The Executive director, The Albino Foundation, Jake Epelle said Buhari has no option than to come back to the country and sign the bill.
According to Epelle, the document sent to Buhari is an inclusive bill for the youth, women and people with disability.
“The delay in signing the bill is delaying the electoral circle. Nothing is important than the democratic development of the country.
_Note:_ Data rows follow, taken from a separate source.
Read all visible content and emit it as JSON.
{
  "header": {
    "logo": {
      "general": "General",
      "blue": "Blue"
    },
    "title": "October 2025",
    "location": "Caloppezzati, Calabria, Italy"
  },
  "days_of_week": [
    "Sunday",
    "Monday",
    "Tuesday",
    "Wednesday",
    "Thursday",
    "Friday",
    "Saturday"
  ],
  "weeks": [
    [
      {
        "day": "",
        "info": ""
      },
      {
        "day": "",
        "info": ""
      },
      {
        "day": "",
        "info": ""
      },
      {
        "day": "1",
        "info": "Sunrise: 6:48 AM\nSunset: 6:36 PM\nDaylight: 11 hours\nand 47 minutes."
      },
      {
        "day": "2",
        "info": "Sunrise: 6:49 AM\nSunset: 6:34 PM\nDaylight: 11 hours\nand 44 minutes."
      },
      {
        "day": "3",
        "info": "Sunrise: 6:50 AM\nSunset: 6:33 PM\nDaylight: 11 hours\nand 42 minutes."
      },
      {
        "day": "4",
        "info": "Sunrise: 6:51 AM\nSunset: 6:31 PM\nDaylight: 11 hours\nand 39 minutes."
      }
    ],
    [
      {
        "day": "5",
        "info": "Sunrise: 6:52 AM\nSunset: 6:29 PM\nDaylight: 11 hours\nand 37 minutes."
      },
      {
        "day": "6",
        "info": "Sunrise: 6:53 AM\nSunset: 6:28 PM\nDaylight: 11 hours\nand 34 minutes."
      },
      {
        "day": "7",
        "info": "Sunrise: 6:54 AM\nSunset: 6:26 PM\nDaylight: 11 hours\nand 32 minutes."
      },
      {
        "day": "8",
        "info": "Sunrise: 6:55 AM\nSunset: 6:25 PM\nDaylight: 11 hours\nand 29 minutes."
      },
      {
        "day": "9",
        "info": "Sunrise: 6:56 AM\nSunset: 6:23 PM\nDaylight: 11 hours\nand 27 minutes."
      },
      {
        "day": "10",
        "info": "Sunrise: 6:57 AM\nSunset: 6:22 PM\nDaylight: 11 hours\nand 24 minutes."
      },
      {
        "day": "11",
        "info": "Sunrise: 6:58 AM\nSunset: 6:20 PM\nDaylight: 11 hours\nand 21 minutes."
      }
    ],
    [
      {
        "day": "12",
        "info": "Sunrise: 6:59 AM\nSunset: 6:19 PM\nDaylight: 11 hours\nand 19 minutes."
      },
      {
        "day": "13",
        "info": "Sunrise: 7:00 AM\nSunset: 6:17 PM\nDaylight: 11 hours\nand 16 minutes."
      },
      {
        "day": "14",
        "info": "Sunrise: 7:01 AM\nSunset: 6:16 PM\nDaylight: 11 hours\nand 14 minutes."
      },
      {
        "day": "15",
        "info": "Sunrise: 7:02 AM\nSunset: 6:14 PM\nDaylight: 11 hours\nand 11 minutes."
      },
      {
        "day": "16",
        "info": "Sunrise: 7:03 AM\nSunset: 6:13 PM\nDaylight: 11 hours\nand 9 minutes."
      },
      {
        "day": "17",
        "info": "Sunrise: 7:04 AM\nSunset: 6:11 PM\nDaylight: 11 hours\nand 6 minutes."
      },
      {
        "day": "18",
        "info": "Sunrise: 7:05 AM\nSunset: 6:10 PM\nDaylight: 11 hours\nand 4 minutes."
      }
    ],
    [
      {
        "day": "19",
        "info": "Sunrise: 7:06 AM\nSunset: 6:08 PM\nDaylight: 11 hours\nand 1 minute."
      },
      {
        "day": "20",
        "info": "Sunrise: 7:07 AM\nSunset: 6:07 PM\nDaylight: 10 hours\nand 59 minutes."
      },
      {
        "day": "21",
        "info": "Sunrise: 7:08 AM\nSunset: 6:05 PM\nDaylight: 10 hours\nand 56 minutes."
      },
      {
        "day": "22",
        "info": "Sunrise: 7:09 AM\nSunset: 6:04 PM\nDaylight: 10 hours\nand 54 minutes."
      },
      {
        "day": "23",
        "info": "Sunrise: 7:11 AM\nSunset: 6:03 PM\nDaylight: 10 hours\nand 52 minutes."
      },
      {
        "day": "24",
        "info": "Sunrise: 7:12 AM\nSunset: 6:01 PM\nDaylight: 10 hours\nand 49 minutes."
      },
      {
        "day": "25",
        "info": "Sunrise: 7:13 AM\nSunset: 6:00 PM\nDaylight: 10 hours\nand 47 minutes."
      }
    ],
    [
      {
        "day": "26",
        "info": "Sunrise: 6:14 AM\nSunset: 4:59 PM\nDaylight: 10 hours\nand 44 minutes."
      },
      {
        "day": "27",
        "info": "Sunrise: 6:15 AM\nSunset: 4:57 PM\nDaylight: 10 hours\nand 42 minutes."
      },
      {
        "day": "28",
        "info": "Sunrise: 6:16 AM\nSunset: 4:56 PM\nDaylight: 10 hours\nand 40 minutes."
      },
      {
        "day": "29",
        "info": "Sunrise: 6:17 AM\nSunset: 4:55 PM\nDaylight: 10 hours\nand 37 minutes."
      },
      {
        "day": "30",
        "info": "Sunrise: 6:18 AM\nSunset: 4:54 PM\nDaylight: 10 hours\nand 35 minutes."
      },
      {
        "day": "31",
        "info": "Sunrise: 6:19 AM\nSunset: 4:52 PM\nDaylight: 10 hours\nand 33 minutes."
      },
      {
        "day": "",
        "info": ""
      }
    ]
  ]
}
Comeback and sign the bill so that the country will remain one,” Epelle said adding that the CSOs are already mobilising for a National protest.
Meanwhile, civil society groups have declare 22nd February 2022 a national day of protest on the electoral bill.
The civil society community resolves to declare Tuesday, 22nd February 2022, as the National Day of Protest to demand immediate assent to the bill.
Civil society networks said it will organize peaceful public direct-action activities to further the demand to assent the bill.
“We urge citizens across the nation to call on President Muhammadu Buhari to act on this matter of urgent national importance,” the 26 CSOs said in a statement endorsed by Nigeria Civil Society Situation Room; Yiaga Africa; Partners for Electoral Reform (PER); International Press Centre; Institute for Media and Society; Nigerian Women Trust Fund; The Albino Foundation; Centre for Citizens with Disability; Premium Times Centre for Investigative Journalism (PTCIJ); Labour Civil Society Coalition (LASCO); Transition Monitoring Group; CLEEN Foundation and Civil Society Legislative Advocacy Centre (CISLAC).
Others are: Women Advocates Research and Documentation Centre (WARDC); Nigeria Network of Non-Governmental Organizations (NNNGO); Inclusive Friends Association (IFA); Enough is Enough; The Electoral Hub; Centre for Liberty; Take Back Nigeria Movement; International Peace and Civic Responsibility Centre (IPCRC); 100 Women Lobby Group; Women in Politics Forum; Raising New Voices; Millennials Active Citizenship Advocacy Africa and Ready To Lead Africa.
International Peace and Civic Responsibility Centre (IPCRC); 100 Women Lobby Group; Women in P